The Approach Angle is measured by drawing a tangent from the leading edge of a front tire upwards to the lowest point on the front overhang.
The Departure Angle, by a line similarly drawn from the trailing edge of a rear tire to the lower rear overhang.
The Breakover Angle is that created by drawing tangents from the trailing edge of the front tire, and the leading edge of a rear tire to meet at the center point under the sill/rocker panel.
There is no legislation covering ramp angles, but maximizing them is functionally critical on off-road vehicles and of cosmetic interest to owners of sports cars with minimal ground clearance.
A rendering is the definitive expression of a design idea. Although light, shade, color and reflections - all possibly computer-enhanced (typically using Photoshop) - may be expected 'ingredients' of a rendering, it has more to do with the precision, accuracy and care with which a design is described. This is quite likely to be 'sharpened' by the use of drawing aids such as ellipse guides and French curves.
Photo-realistic definition won't be required between designers well used to looking at, enjoying and 'interpreting' sketches, but is necessary to explain and sell a design idea to, for example, non-designer clients in decision-making roles (such as senior management). In some cases, common views and colors may even be stipulated to remove preference between competing renderings.
Drawing is still regarded as the language of designers. Sketches are an important visual expression of a designer's creative thought process, but not generally the end product.
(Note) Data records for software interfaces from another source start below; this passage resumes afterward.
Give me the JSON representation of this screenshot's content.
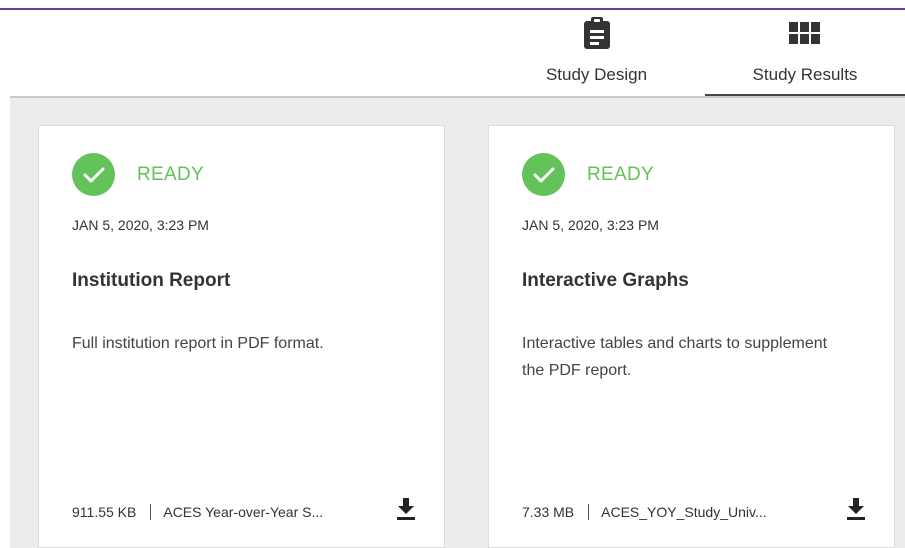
{
  "tabs": [
    {
      "label": "Study Design",
      "icon": "clipboard-icon",
      "active": false
    },
    {
      "label": "Study Results",
      "icon": "grid-icon",
      "active": true
    }
  ],
  "cards": [
    {
      "status": "READY",
      "timestamp": "JAN 5, 2020, 3:23 PM",
      "title": "Institution Report",
      "description": "Full institution report in PDF format.",
      "file_size": "911.55 KB",
      "file_name": "ACES Year-over-Year S..."
    },
    {
      "status": "READY",
      "timestamp": "JAN 5, 2020, 3:23 PM",
      "title": "Interactive Graphs",
      "description": "Interactive tables and charts to supplement the PDF report.",
      "file_size": "7.33 MB",
      "file_name": "ACES_YOY_Study_Univ..."
    }
  ],
  "colors": {
    "ready": "#63c25a",
    "accent_line": "#6a3d8f",
    "background": "#ececec"
  }
}
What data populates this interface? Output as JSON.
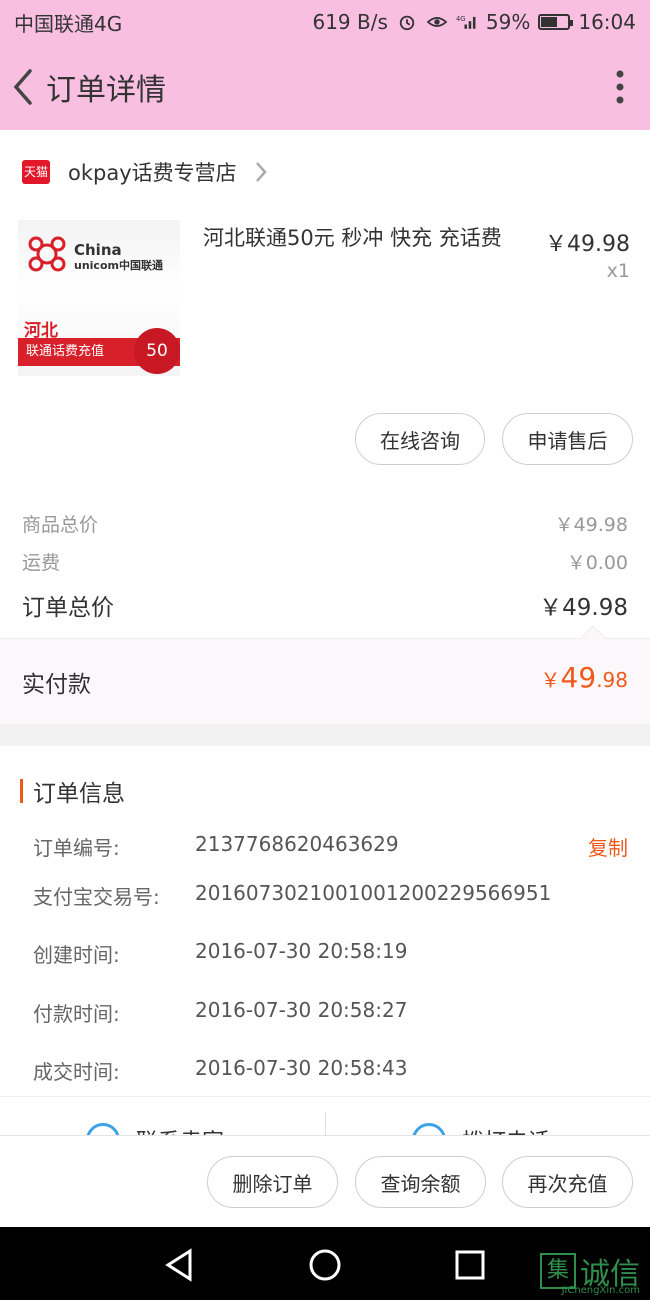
{
  "status_bar": {
    "carrier": "中国联通4G",
    "speed": "619 B/s",
    "battery_pct": "59%",
    "battery_level": 0.59,
    "time": "16:04"
  },
  "header": {
    "title": "订单详情",
    "back_icon": "chevron-left-icon",
    "more_icon": "more-vertical-icon"
  },
  "shop": {
    "badge": "天猫",
    "name": "okpay话费专营店",
    "chevron_icon": "chevron-right-icon"
  },
  "product": {
    "title": "河北联通50元  秒冲  快充 充话费",
    "price": "￥49.98",
    "quantity": "x1",
    "image": {
      "logo_text_line1": "China",
      "logo_text_line2": "unicom中国联通",
      "region": "河北",
      "ribbon": "联通话费充值",
      "seal": "50"
    }
  },
  "actions": {
    "consult": "在线咨询",
    "after_sales": "申请售后"
  },
  "prices": {
    "goods_total_label": "商品总价",
    "goods_total_value": "￥49.98",
    "shipping_label": "运费",
    "shipping_value": "￥0.00",
    "order_total_label": "订单总价",
    "order_total_value": "￥49.98"
  },
  "paid": {
    "label": "实付款",
    "yen": "￥",
    "integer": "49",
    "decimal": ".98"
  },
  "order_info": {
    "title": "订单信息",
    "copy_label": "复制",
    "rows": [
      {
        "label": "订单编号:",
        "value": "2137768620463629"
      },
      {
        "label": "支付宝交易号:",
        "value": "2016073021001001200229566951"
      },
      {
        "label": "创建时间:",
        "value": "2016-07-30 20:58:19"
      },
      {
        "label": "付款时间:",
        "value": "2016-07-30 20:58:27"
      },
      {
        "label": "成交时间:",
        "value": "2016-07-30 20:58:43"
      }
    ]
  },
  "contact": {
    "seller": "联系卖家",
    "call": "拨打电话"
  },
  "bottom_actions": {
    "delete": "删除订单",
    "balance": "查询余额",
    "recharge": "再次充值"
  },
  "watermark": {
    "box": "集",
    "text": "诚信",
    "sub": "JiChengXin.com"
  },
  "colors": {
    "header_bg": "#f8bfe0",
    "accent": "#ef5a1b",
    "tmall_red": "#e0182a"
  }
}
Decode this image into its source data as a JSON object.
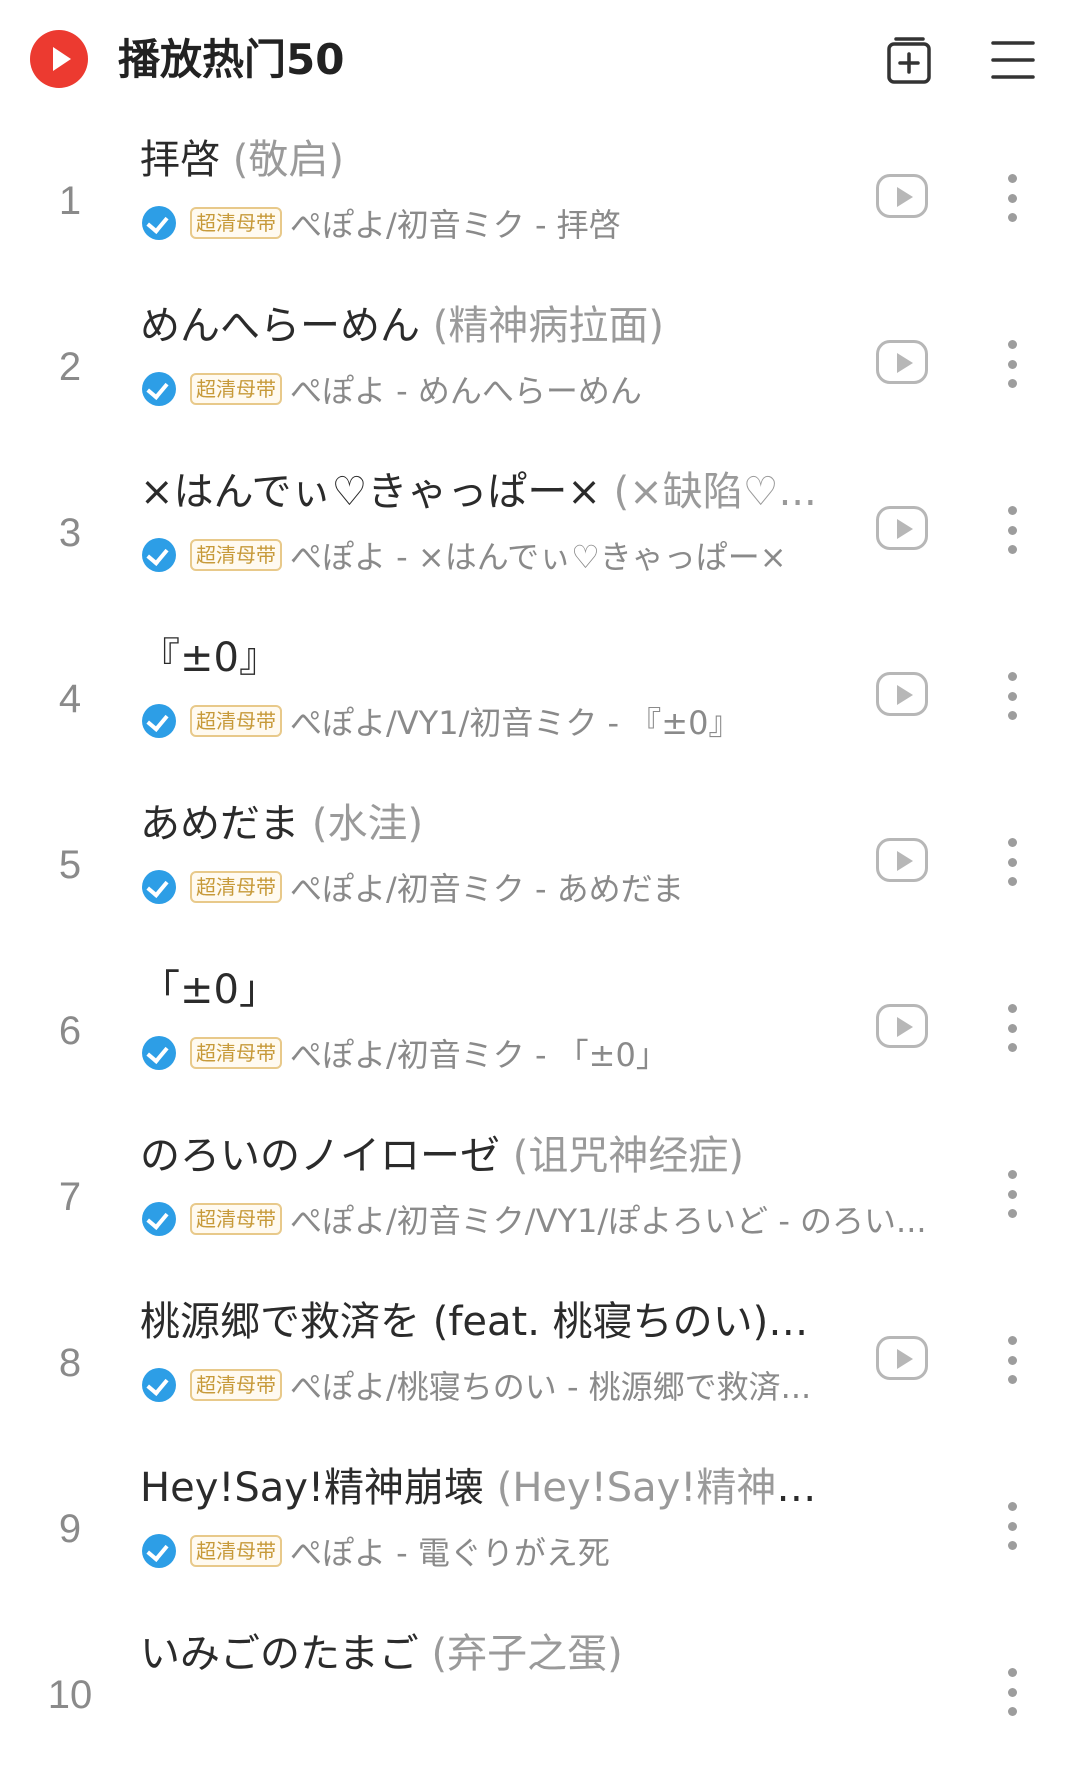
{
  "header": {
    "title": "播放热门50"
  },
  "songs": [
    {
      "rank": "1",
      "title": "拝啓",
      "alias": " (敬启)",
      "quality": "超清母带",
      "artist": "ぺぽよ/初音ミク - 拝啓",
      "has_mv": true
    },
    {
      "rank": "2",
      "title": "めんへらーめん",
      "alias": " (精神病拉面)",
      "quality": "超清母带",
      "artist": "ぺぽよ - めんへらーめん",
      "has_mv": true
    },
    {
      "rank": "3",
      "title": "×はんでぃ♡きゃっぱー×",
      "alias": " (×缺陷♡...",
      "quality": "超清母带",
      "artist": "ぺぽよ - ×はんでぃ♡きゃっぱー×",
      "has_mv": true
    },
    {
      "rank": "4",
      "title": "『±0』",
      "alias": "",
      "quality": "超清母带",
      "artist": "ぺぽよ/VY1/初音ミク - 『±0』",
      "has_mv": true
    },
    {
      "rank": "5",
      "title": "あめだま",
      "alias": " (水洼)",
      "quality": "超清母带",
      "artist": "ぺぽよ/初音ミク - あめだま",
      "has_mv": true
    },
    {
      "rank": "6",
      "title": "「±0」",
      "alias": "",
      "quality": "超清母带",
      "artist": "ぺぽよ/初音ミク - 「±0」",
      "has_mv": true
    },
    {
      "rank": "7",
      "title": "のろいのノイローゼ",
      "alias": " (诅咒神经症)",
      "quality": "超清母带",
      "artist": "ぺぽよ/初音ミク/VY1/ぽよろいど - のろい...",
      "has_mv": false
    },
    {
      "rank": "8",
      "title": "桃源郷で救済を (feat. 桃寝ちのい)",
      "alias": " (...",
      "quality": "超清母带",
      "artist": "ぺぽよ/桃寝ちのい - 桃源郷で救済...",
      "has_mv": true
    },
    {
      "rank": "9",
      "title": "Hey!Say!精神崩壊",
      "alias": " (Hey!Say!精神崩坏)",
      "quality": "超清母带",
      "artist": "ぺぽよ - 電ぐりがえ死",
      "has_mv": false
    },
    {
      "rank": "10",
      "title": "いみごのたまご",
      "alias": " (弃子之蛋)",
      "quality": "",
      "artist": "",
      "has_mv": false
    }
  ]
}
Sketches are used as an aid to evolving and visualizing an idea. Initially they will be rapid, exploratory and ‘evocative' rather than definitive - trying to catch the 'spirit' or 'mood' of the idea. The line quality, detail and form definition will become clearer as an idea is developed (hence sometimes, development sketch) until it is resolved in a rendering. A sketch is, by definition, unfinished, though most designers prefer the relaxed 'atmospheric looseness' and 'un self-consciousness' of sketches.
There is debate about whether sketching is a thinking process in itself, whether the thinking and sketching are 'simultaneous', or whether the thinking is done 'normally' and transmitted, via the hand, to paper, for appraisal by the eye.
Sketches are not generally made for other people and development sketches or 'thinking drawings', complete with center, section and perspective construction lines, may never actually be seen. In this sense, if they have no development potential, sketches can be thought of as 'disposable' rather than ‘precious'. Having said that, these are an important record of both a designer's range of ideas and the ability to develop any preferred idea.
Favorite weapons are a soft, blue Prismacolor or Derwent pencil (which easily produce expressive lines) or, for the more skilled, a Biro (which doesn't) on thin 'layout' paper. Sketching may also be done on the computer using Photoshop, but most designers find the lack of 'immediacy' inhibits the process. The expression 'napkin sketch' defines the notion of 'immediacy'.
In the creative sequence, the sketch model is used as a 'quick and dirty' (and cheap) means of translating a 2-D sketch into 3-D to make sure that the essence of the graphically successful sketch is not lost - or indeed, to confirm that the translation is actually possible. As with the sketch, the sketch model is a means to an end, not an end in itself.
For students, this will mean a small-scale - 1/10 will do it - blue Styrofoam model; for the professionals it's more likely to be a ¼ scale clay model. For both, there is the 3-D computer-modeling (usually using Alias software) alternative, the simple objective being to map-in the broad surfaces and, importantly, check the conjunctions of these surfaces. As these 3-D renderings are developed they may be checked in 'real' 3-D by milling a rough foam or small rapid-prototyped 'wax' model before committing considerable resources to milling-out a full-size model either in clay or high-density foam.